Barrington Hills prairie safe from development
Riding Club of Barrington Hills members Eve Perry (left), Gretchen Hess (center) stand atop the gravel hill prairie with landowner Renata Heiberg. A conservation easement permanently protects the riding trails. | Photo courtesy of Patty Dowd Schmitz
Updated: November 5, 2012 10:48AM
BARRINGTON HILLS — The Barrington Area Conservation Trust announced last month the preservation of a rare native gravel hill prairie in Barrington Hills that is known for its equestrian trails.
A conservation easement, which is a deed restriction used to protect private property from future development, was used to secure the prairie’s preservation.

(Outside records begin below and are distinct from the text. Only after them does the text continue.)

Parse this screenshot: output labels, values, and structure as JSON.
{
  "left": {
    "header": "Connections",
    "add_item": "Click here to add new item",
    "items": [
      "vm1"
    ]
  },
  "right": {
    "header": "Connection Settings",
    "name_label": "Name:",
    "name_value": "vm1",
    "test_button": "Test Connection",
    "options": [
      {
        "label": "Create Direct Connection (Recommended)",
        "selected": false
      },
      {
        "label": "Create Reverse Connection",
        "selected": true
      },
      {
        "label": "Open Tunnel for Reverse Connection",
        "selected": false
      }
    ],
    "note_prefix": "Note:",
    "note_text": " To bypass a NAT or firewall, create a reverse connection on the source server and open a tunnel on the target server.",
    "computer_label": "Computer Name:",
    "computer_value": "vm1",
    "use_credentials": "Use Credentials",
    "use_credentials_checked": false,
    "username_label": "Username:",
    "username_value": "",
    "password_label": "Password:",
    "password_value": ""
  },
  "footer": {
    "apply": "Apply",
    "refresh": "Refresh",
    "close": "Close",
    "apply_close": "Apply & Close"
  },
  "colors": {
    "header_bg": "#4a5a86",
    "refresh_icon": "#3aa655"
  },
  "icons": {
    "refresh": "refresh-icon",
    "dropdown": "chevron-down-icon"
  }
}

“It was really exciting for us,” said Karen Yancy, executive director of the Barrington Area Conservation Trust. “It took almost a year to complete this, so we’re thrilled to finally have it done.”
The site consists of four acres with an oak forest. Yancy said the forest has trees that are more than 100 years old as well as a number of rare plants.
“It’s really what defines our community,” Yancy said. “There’s one percent of the original Illinois prairie remaining in the state, and this is part of that. It’s also a very big gift to the equestrian community.”
The property, which is near Ridge Road, is owned by Marius Bialas and Renata Heiberg. Bialas and Heiberg worked with members of the Riding Club of Barrington Hills, who urged the couple to talk to the Trust about the possibility of an easement on the land. Although the land is private property, the easement allows for Riding Club members to continue using the riding trails on the property. Yancy said the Trust plans on offering hikes through the area to its members.
Yancy explained that an easement is a permanent deed restriction that stays in place even if the ownership of the property changes.
“So when you sell it, the next person has to abide by the rules,” she said.
Some of the rare plants on the Barrington Hills property include purple prairie clover, green milkweed and a variety of blue stem grasses. Yancy said most gravel hill prairies are found along the Mississippi region of Illinois and it’s rare to find such a prairie in this area.
“This conservation easement is a wonderful gift to the community and will ensure that both the horse trails and the rare native plants are protected through ongoing stewardship efforts,” Yancy said.
Conservation easements, Yancy explained, have been used widely on the east and west coasts and are becoming increasingly popular in Illinois. The Trust has completed more than 20 easements in the Barrington area since it was formed 12 years ago.